There is a great deal of evidence to suggest that this is a superior phonics approach and outperforms Analytical Phonics.
Firstly, Synthetic Phonics creates phonemic awareness, which is an essential component of learning to read and write. Crucially, it provides learners with the ability to independently read unfamiliar words, without which they will not be able to decipher enough words to make meaning from a text, in order to comprehend it (Juel, 1996). The approach can be seen as an ‘antidote’ to the rote-learning of Analytical Phonics, giving children the tools to solve reading problems autonomously.
Evidence also suggests that comprehension is greater amongst children who have learned through Synthetic approaches than amongst those who have learned through Analytical approaches (Watson and Johnston, 2005).
It is suggested that Synthetic Phonics should be the primary method of reading instruction for all learners, being supplemented by Analytical techniques when faced with non-decodable words. Given the noticeable absence of literature, research and studies addressing the merits of teaching Synthetic Phonics to children who are second language learners (Birch, 2002; Nuttall, 1996), in the next edition we will focus on a study that aims to determine just how effective this approach is for second language learners, with some suggestions as to how best to implement it.
This research was undertaken as part of a Masters in Education and Professional Practice at Glasgow University. Colette is currently working at an international school in Qatar.
Albert, E (1995). ‘Why does phonics work? Process vs. declaration’. Viewpoints, 1-6.
Birch, B.M. (2002). English L2 reading: getting to the bottom. London: Lawrence Erlbaum Associates.
Cameron, L. (2001) Teaching languages to young learners. Cambridge: Cambridge University Press.
Ehri, L.C., Nunes, S.R., Stahl, S.A., Willows, D.M. (2001). ‘Systematic phonics instruction helps students learn to read: evidence from the national reading panel’s meta-analysis’. Review of Educational research, 71(3), p.393-447.
Gunning, T.G. (2000). Teaching phonics, sight words, and syllabic awareness: creating literacy instruction for all children. 3rd Ed. Boston: Allyn and Bacon, p.81-147.
Holmes, W. (2009). ‘Catch up literacy for children in care’, Literacy today. Vol 60, p.9-10.
Johnston, R.S., Watson, J.E. (2005). A seven year study of the effects of synthetic phonics teaching on reading and spelling attainment.
Juel, C. (1996). Beginning Reading, in Barr, R., Kamil, M., Mosenthal, P., Pearson, P.D. (Eds.) handbook of reading research. Volume 2. Lawrence Erlbaum Associates, p. 759-788.
Nuttal, C. (1996). Teaching reading skills in a foreign language: second edition. London: Heinemann.
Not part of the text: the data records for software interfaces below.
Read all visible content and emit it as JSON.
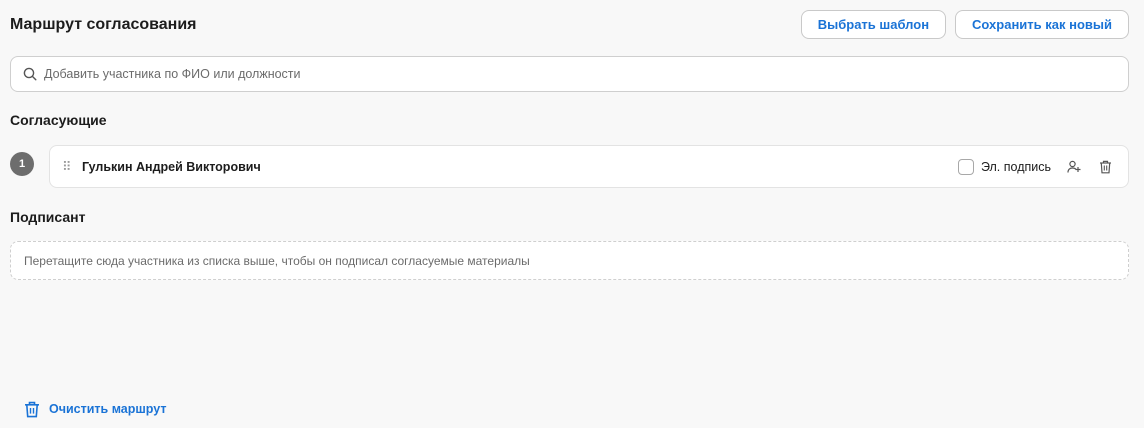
{
  "header": {
    "title": "Маршрут согласования",
    "choose_template_label": "Выбрать шаблон",
    "save_as_new_label": "Сохранить как новый"
  },
  "search": {
    "placeholder": "Добавить участника по ФИО или должности",
    "value": "",
    "icon": "search-icon"
  },
  "approvers": {
    "title": "Согласующие",
    "items": [
      {
        "number": "1",
        "name": "Гулькин Андрей Викторович",
        "esign_label": "Эл. подпись",
        "esign_checked": false
      }
    ]
  },
  "signer": {
    "title": "Подписант",
    "dropzone_text": "Перетащите сюда участника из списка выше, чтобы он подписал согласуемые материалы"
  },
  "footer": {
    "clear_label": "Очистить маршрут"
  },
  "colors": {
    "accent": "#1a73d6",
    "step_badge": "#6d6d6d",
    "background": "#f8f8f8"
  }
}
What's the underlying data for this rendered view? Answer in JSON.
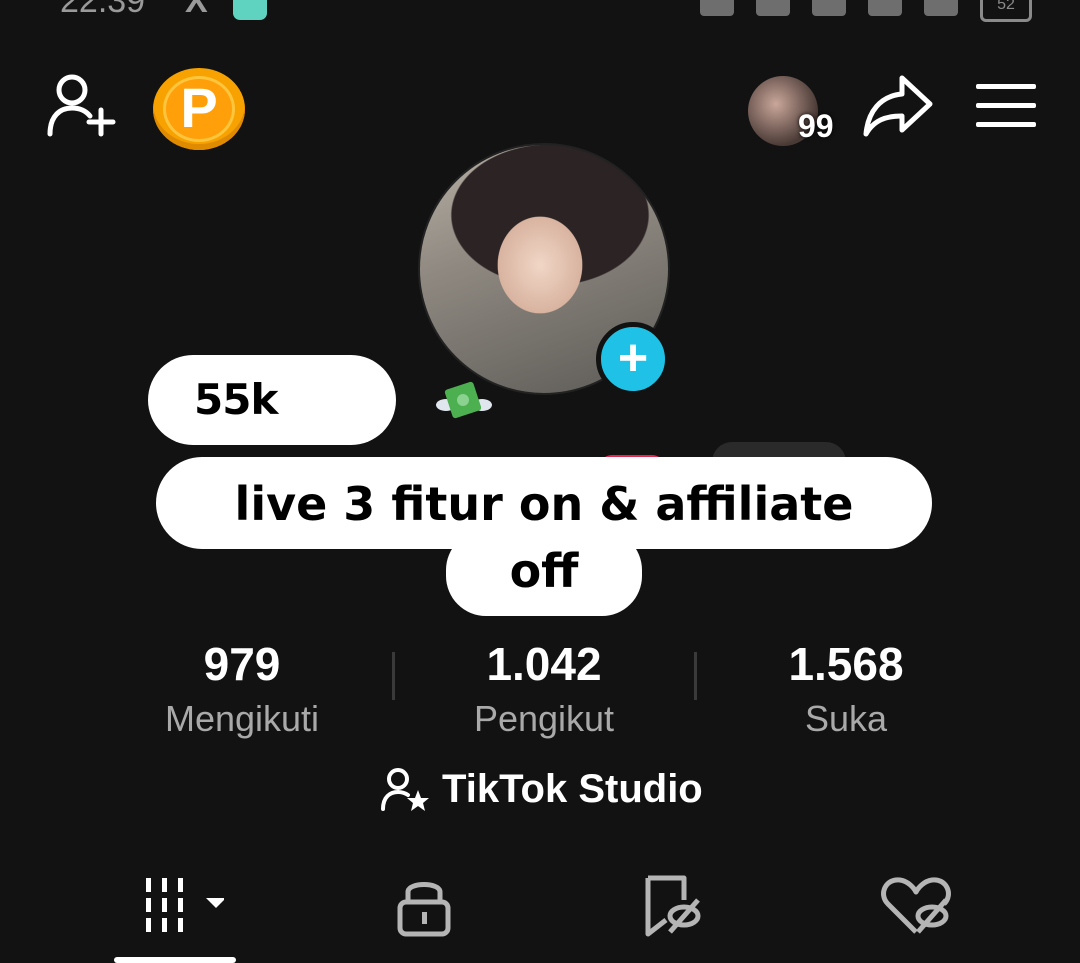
{
  "status_bar": {
    "time": "22.39",
    "x_app": "X",
    "battery": "52"
  },
  "top_bar": {
    "friends_count": "99",
    "coin_letter": "P"
  },
  "overlay": {
    "price": "55k",
    "description_line1": "live 3 fitur on & affiliate",
    "description_line2": "off"
  },
  "stats": [
    {
      "value": "979",
      "label": "Mengikuti"
    },
    {
      "value": "1.042",
      "label": "Pengikut"
    },
    {
      "value": "1.568",
      "label": "Suka"
    }
  ],
  "studio": {
    "label": "TikTok Studio"
  },
  "tabs": [
    {
      "icon": "grid-icon",
      "selected": true
    },
    {
      "icon": "lock-icon",
      "selected": false
    },
    {
      "icon": "bookmark-hidden-icon",
      "selected": false
    },
    {
      "icon": "heart-hidden-icon",
      "selected": false
    }
  ],
  "colors": {
    "background": "#121212",
    "accent_add": "#1fc2e6",
    "coin": "#ff9f0a"
  }
}
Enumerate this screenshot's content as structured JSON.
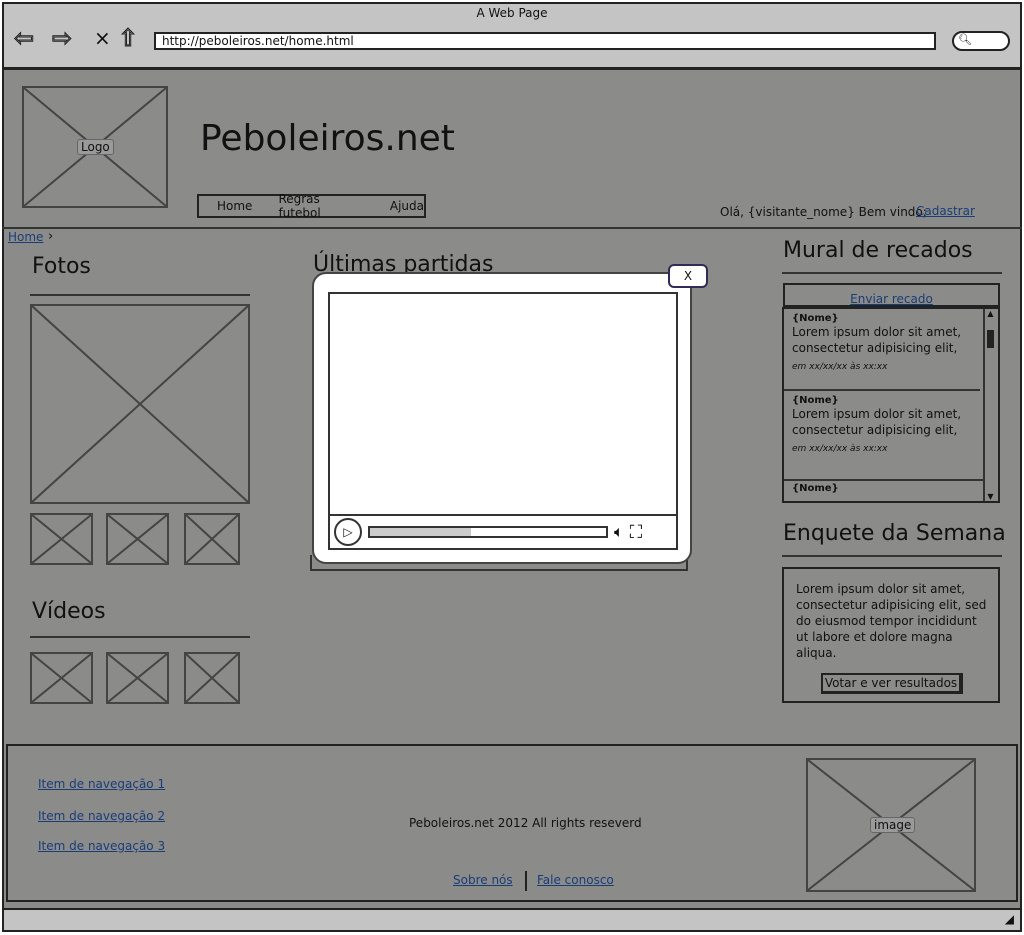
{
  "browser": {
    "title": "A Web Page",
    "url": "http://peboleiros.net/home.html"
  },
  "header": {
    "logo_label": "Logo",
    "site_title": "Peboleiros.net",
    "menu": [
      "Home",
      "Regras futebol",
      "Ajuda"
    ],
    "greeting": "Olá, {visitante_nome} Bem vindo;",
    "register_link": "Cadastrar"
  },
  "breadcrumb": {
    "home": "Home",
    "sep": "›"
  },
  "fotos": {
    "title": "Fotos"
  },
  "videos": {
    "title": "Vídeos"
  },
  "partidas": {
    "title": "Últimas partidas"
  },
  "mural": {
    "title": "Mural de recados",
    "send": "Enviar recado",
    "messages": [
      {
        "name": "{Nome}",
        "text": "Lorem ipsum dolor sit amet, consectetur adipisicing elit,",
        "date": "em xx/xx/xx às xx:xx"
      },
      {
        "name": "{Nome}",
        "text": "Lorem ipsum dolor sit amet, consectetur adipisicing elit,",
        "date": "em xx/xx/xx às xx:xx"
      },
      {
        "name": "{Nome}"
      }
    ]
  },
  "enquete": {
    "title": "Enquete da Semana",
    "text": "Lorem ipsum dolor sit amet, consectetur adipisicing elit, sed do eiusmod tempor incididunt ut labore et dolore magna aliqua.",
    "button": "Votar e ver resultados"
  },
  "footer": {
    "nav": [
      "Item de navegação 1",
      "Item de navegação 2",
      "Item de navegação 3"
    ],
    "copyright": "Peboleiros.net 2012 All rights reseverd",
    "about": "Sobre nós",
    "contact": "Fale conosco",
    "image_label": "image"
  },
  "modal": {
    "close": "X",
    "progress": 0.43
  }
}
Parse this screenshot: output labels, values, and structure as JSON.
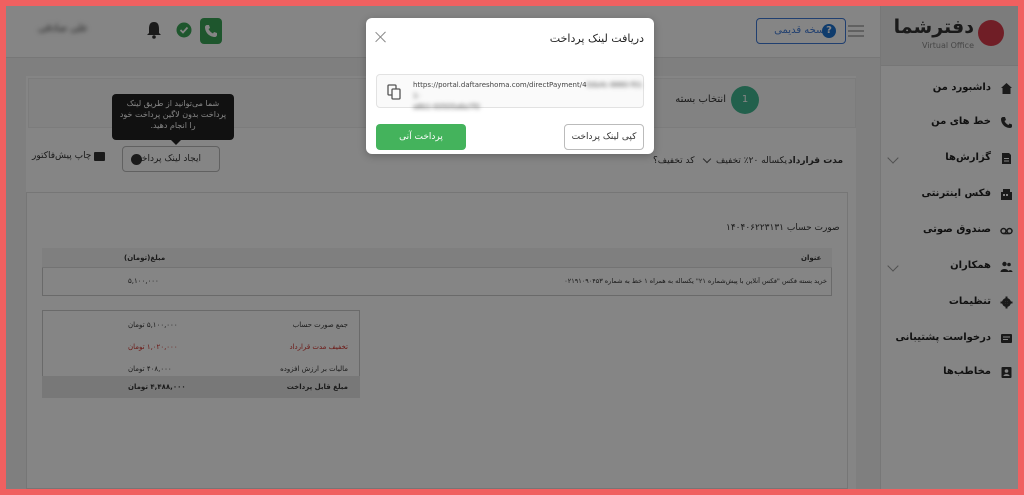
{
  "topbar": {
    "user_name": "علی صادقی",
    "old_version_label": "نسخه قدیمی",
    "help_glyph": "?"
  },
  "sidebar": {
    "logo_text": "دفترشما",
    "logo_sub": "Virtual Office",
    "items": [
      {
        "label": "داشبورد من",
        "icon": "home-icon"
      },
      {
        "label": "خط های من",
        "icon": "phone-icon"
      },
      {
        "label": "گزارش‌ها",
        "icon": "report-icon"
      },
      {
        "label": "فکس اینترنتی",
        "icon": "fax-icon"
      },
      {
        "label": "صندوق صوتی",
        "icon": "voicemail-icon"
      },
      {
        "label": "همکاران",
        "icon": "users-icon"
      },
      {
        "label": "تنظیمات",
        "icon": "gear-icon"
      },
      {
        "label": "درخواست پشتیبانی",
        "icon": "support-icon"
      },
      {
        "label": "مخاطب‌ها",
        "icon": "contacts-icon"
      }
    ]
  },
  "steps": {
    "current_number": "1",
    "current_label": "انتخاب بسته"
  },
  "toolbar": {
    "tooltip": "شما می‌توانید از طریق لینک پرداخت بدون لاگین پرداخت خود را انجام دهید.",
    "create_link_label": "ایجاد لینک پرداخت",
    "print_label": "چاپ پیش‌فاکتور",
    "contract_label": "مدت قرارداد",
    "contract_value": "یکساله ۲۰٪ تخفیف",
    "discount_label": "کد تخفیف؟"
  },
  "invoice": {
    "title": "صورت حساب ۱۴۰۴۰۶۲۲۳۱۳۱",
    "col_title": "عنوان",
    "col_amount": "مبلغ(تومان)",
    "item_desc": "خرید بسته فکس \"فکس آنلاین با پیش‌شماره ۲۱\" یکساله به همراه ۱ خط به شماره ۰۲۱۹۱۰۹۰۴۵۳",
    "item_amount": "۵,۱۰۰,۰۰۰",
    "summary": [
      {
        "key": "جمع صورت حساب",
        "value": "۵,۱۰۰,۰۰۰ تومان",
        "color": "#333333"
      },
      {
        "key": "تخفیف مدت قرارداد",
        "value": "۱,۰۲۰,۰۰۰ تومان",
        "color": "#d0302a"
      },
      {
        "key": "مالیات بر ارزش افزوده",
        "value": "۴۰۸,۰۰۰ تومان",
        "color": "#333333"
      },
      {
        "key": "مبلغ قابل پرداخت",
        "value": "۴,۴۸۸,۰۰۰ تومان",
        "color": "#333333"
      }
    ]
  },
  "modal": {
    "title": "دریافت لینک پرداخت",
    "link_visible": "https://portal.daftareshoma.com/directPayment/4",
    "link_hidden_1": "0da4c-8860-f011-",
    "link_hidden_2": "a8b1-00505a6a7f0",
    "copy_label": "کپی لینک پرداخت",
    "pay_label": "پرداخت آنی"
  },
  "colors": {
    "accent_green": "#44b35c",
    "accent_blue": "#3f7ad6",
    "step_teal": "#42b892",
    "outer_frame": "#f06060"
  }
}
Oakhill, K., Garnham, A. (1988). Becoming a skilled reader. Oxford: Basil Blackwell.
Torgesen, J.K, Wagner, R.K., Rashotte, C.A., Lindamood, P., Rose, E., Conway, T., Garvan, C. (1999). ‘Preventing reading failure in young children with phonological processing disabilities: group and individual responses to instruction’. Journal of educational psychology, 91(4), p.579-593.